Hector Boece was born in Dundee where he was schooled. He later became a student at the University of Paris, where he attended the Collège de Montaigu, part of the University's Faculty of Arts. While there he was a contemporary and close friend of the Dutch theologian Erasmus of Rotterdam. Boece went on to become secretary to the Master of the College, Jan Standonck. In 1497 he was appointed to the post of professor of philosophy at the University of Paris.
Meanwhile, in 1495, William Elphinstone, the Bishop of Aberdeen had gained papal agreement to the establishment of Scotland's third university, King's College, Aberdeen. In 1500 Hector Boece accepted a very generous financial offer from Elphinstone, made on behalf of James IV, to leave Paris and become the first principal of King's College. Under his leadership the college rapidly established itself as a leading academic institution, modelled closely on the the University of Paris. As well as acting as principal, Boece gave lectures on medicine and divinity.
Hector Boece also established himself as a historian. In 1522 he published Vitae Episcoporum Murthlacensium et Aberdonensium, or "Lives of the Bishops of Murthlack and Aberdeen". In 1527 he published the much more ambitious Historia Gentis Scotorum or "History of the Scottish People", charting the history of Scotland from its origins right through to the accession of James III of Scotland.

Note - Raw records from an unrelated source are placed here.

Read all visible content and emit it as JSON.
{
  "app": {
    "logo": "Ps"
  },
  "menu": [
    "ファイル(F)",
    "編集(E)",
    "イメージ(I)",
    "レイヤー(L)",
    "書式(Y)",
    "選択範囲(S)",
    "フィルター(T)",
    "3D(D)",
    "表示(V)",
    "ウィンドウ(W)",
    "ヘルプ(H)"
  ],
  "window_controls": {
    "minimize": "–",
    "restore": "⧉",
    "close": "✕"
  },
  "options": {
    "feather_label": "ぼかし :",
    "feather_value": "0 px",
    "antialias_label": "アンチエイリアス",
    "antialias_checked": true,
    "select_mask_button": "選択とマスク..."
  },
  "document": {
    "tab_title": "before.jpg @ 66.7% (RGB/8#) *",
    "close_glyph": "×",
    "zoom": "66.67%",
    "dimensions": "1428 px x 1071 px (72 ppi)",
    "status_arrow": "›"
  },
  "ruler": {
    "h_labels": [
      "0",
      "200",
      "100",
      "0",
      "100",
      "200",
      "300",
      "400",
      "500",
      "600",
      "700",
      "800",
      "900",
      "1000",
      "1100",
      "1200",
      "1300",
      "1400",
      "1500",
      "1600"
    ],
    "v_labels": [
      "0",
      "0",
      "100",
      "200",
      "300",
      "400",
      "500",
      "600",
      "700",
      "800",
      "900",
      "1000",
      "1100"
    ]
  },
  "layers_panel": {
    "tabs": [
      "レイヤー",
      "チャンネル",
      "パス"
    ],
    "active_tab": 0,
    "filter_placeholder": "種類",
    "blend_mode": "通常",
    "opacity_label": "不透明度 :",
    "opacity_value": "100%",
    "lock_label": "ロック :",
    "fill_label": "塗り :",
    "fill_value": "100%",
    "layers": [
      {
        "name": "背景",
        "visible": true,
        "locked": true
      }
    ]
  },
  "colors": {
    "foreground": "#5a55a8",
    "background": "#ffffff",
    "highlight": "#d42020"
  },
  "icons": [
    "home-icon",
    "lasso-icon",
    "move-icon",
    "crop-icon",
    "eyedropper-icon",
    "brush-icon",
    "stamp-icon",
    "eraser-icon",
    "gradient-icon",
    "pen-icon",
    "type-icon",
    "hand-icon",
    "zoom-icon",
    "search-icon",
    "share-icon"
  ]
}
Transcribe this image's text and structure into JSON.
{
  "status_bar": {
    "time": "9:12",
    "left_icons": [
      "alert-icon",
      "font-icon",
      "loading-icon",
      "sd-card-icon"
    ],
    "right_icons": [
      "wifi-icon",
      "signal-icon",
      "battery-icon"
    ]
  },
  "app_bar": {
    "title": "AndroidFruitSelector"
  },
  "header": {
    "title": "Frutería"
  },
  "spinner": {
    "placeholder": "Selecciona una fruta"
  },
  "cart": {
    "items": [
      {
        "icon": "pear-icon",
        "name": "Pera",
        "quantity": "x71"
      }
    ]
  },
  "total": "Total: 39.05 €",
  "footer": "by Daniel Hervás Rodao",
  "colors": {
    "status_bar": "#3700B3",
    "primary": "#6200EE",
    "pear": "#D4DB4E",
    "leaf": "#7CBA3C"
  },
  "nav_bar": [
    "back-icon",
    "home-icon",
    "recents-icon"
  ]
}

By modern standards, Boece's approach to history was rather credulous. He tended to uncritically blend historical fact with myth and folklore, and he also tended to write with an eye to ensuring he stayed in good favour with James V. This meant he tended to set the Stewart dynasty in a very flattering light, and play down the merits of their enemies. One famous result was his historically unfair treatment of King Macbeth, and it was Boece's version of history which was later enshrined in the plot of William Shakespeare's play about Macbeth. By the very dodgy standards of early Scottish histories, however, Boece's was not only comparatively accurate, it was also written in an unusually accessible style and achieved considerable popularity, especially after its translation from the original Latin into French and Scots.